Pima Dental uses different types of restorations in its dental practices.  The most common ones are fillings, crowns, bridges, and onlays/inlays used for various degrees of cavities (decay) and/or broken teeth.


Restorative Dentistry Types

There are several types of Restorative Dentistry that include the following:

  1. Fillings
  2. Bonding
  3. Crowns


Pima Dental places composite (tooth colored) fillings and does not use mercury-containing amalgam fillings.

Composite fillings can be matched to your tooth color which provides improved aesthetics.  Composite fillings (bonding) look and function like your original tooth.  The composite filling is bonded to your tooth structure which helps to strengthen the structure and prevent breakage.  It even protects the tooth from temperature changes.  Due to technology advances and improved etch and bonding materials, less healthy tooth structure needs to be removed to retain a filling as is requires with amalgam.  Composite fillings are less invasive to your healthy tooth structure.  Composite fillings can also be used in certain instances that amalgam fillings could not be used.  This makes composite fillings more versatile.  Composite fillings also reduce the mercury exposure for patients and dental providers alike, with the exception of drilling out an old amalgam to replace it with composite when the filling requires replacement or decay is present.



Bonding is a term that is commonly thought to be for cosmetic work even though Composite Fillings are a type of bonding.  When referring to cosmetic bonding, your dentist may be referring to repairing chips or improving the aesthetics of your front teeth, closing gaps between your front teeth, or improving your smile without having to do veneers or crowns.  Cosmetic bonding as outlined above will provide great results if it is the optimal treatment plan, but it will not provide as long-term a result as veneers or crowns and can bee accomplished with minimal tooth reduction.



Crowns are used to restore a tooth that is broken down to a point where there is insufficient tooth structure to provide support for a filling.  A crown can be used to hold together a cracked tooth, to protect a week tooth from breaking or to make a cosmetic improvement.  A crown can make a broken down tooth stronger as well as improving appearance.  It can also protect a broken down tooth from further damage and can be preventative treatment to avoid tooth loss.

Your tooth will be reduced and an impression will be taken from the crown.  A temporary crown will be made and cemented while waiting for the impressions to be sent to the dental laboratory where your crown will be made out of porcelain, ceramic, zirconia, or porcelain fused to high noble metal (e.g. gold, platinum, etc) depending upon where the crown is and why it has been prescribed.

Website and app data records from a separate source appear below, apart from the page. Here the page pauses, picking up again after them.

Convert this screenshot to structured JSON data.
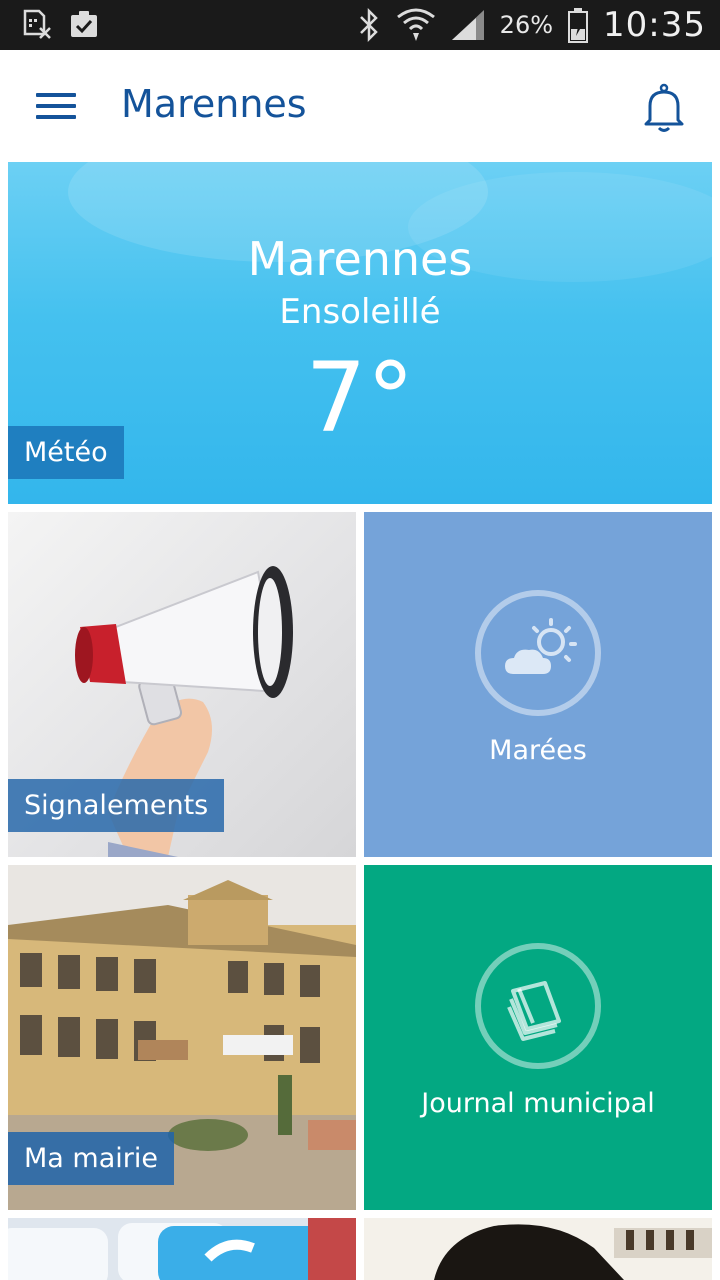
{
  "status_bar": {
    "battery_percent": "26%",
    "time": "10:35"
  },
  "app_bar": {
    "title": "Marennes"
  },
  "weather": {
    "city": "Marennes",
    "condition": "Ensoleillé",
    "temperature": "7°",
    "label": "Météo"
  },
  "tiles": {
    "signalements": {
      "label": "Signalements"
    },
    "marees": {
      "label": "Marées"
    },
    "mairie": {
      "label": "Ma mairie"
    },
    "journal": {
      "label": "Journal municipal"
    }
  },
  "colors": {
    "brand_blue": "#14539a",
    "weather_blue": "#33b6ec",
    "marees_blue": "#75a3d9",
    "journal_green": "#03a882"
  }
}
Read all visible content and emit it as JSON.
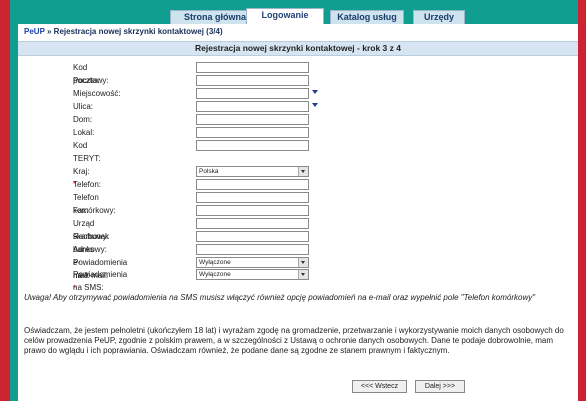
{
  "tabs": [
    {
      "label": "Strona główna"
    },
    {
      "label": "Logowanie"
    },
    {
      "label": "Katalog usług"
    },
    {
      "label": "Urzędy"
    }
  ],
  "breadcrumb": {
    "root": "PeUP",
    "separator": " » ",
    "current": "Rejestracja nowej skrzynki kontaktowej (3/4)"
  },
  "step_header": "Rejestracja nowej skrzynki kontaktowej - krok 3 z 4",
  "address_fields": [
    {
      "label": "Kod pocztowy:"
    },
    {
      "label": "Poczta:"
    },
    {
      "label": "Miejscowość:"
    },
    {
      "label": "Ulica:"
    },
    {
      "label": "Dom:"
    },
    {
      "label": "Lokal:"
    },
    {
      "label": "Kod TERYT:"
    }
  ],
  "contact": {
    "country_label": "Kraj:",
    "country_value": "Polska",
    "phone_label": "Telefon:",
    "mobile_label": "Telefon komórkowy:",
    "fax_label": "Fax:",
    "tax_office_label": "Urząd skarbowy:",
    "bank_label": "Rachunek bankowy:",
    "email_label": "Adres e-mail:",
    "email_notify_label": "Powiadomienia na e-mail:",
    "email_notify_value": "Wyłączone",
    "sms_notify_label": "Powiadomienia na SMS:",
    "sms_notify_value": "Wyłączone",
    "required_mark": "*"
  },
  "note": "Uwaga! Aby otrzymywać powiadomienia na SMS musisz włączyć również opcję powiadomień na e-mail oraz wypełnić pole \"Telefon komórkowy\"",
  "declaration": "Oświadczam, że jestem pełnoletni (ukończyłem 18 lat) i wyrażam zgodę na gromadzenie, przetwarzanie i wykorzystywanie moich danych osobowych do celów prowadzenia PeUP, zgodnie z polskim prawem, a w szczególności z Ustawą o ochronie danych osobowych. Dane te podaje dobrowolnie, mam prawo do wglądu i ich poprawiania. Oświadczam również, że podane dane są zgodne ze stanem prawnym i faktycznym.",
  "buttons": {
    "back": "<<< Wstecz",
    "next": "Dalej >>>"
  },
  "colors": {
    "teal": "#0f9e8f",
    "red": "#cc2433",
    "header": "#d7e5f2",
    "link": "#1c3fa8"
  }
}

A crown is also used to cover and implant that has been placed to replace a missing tooth.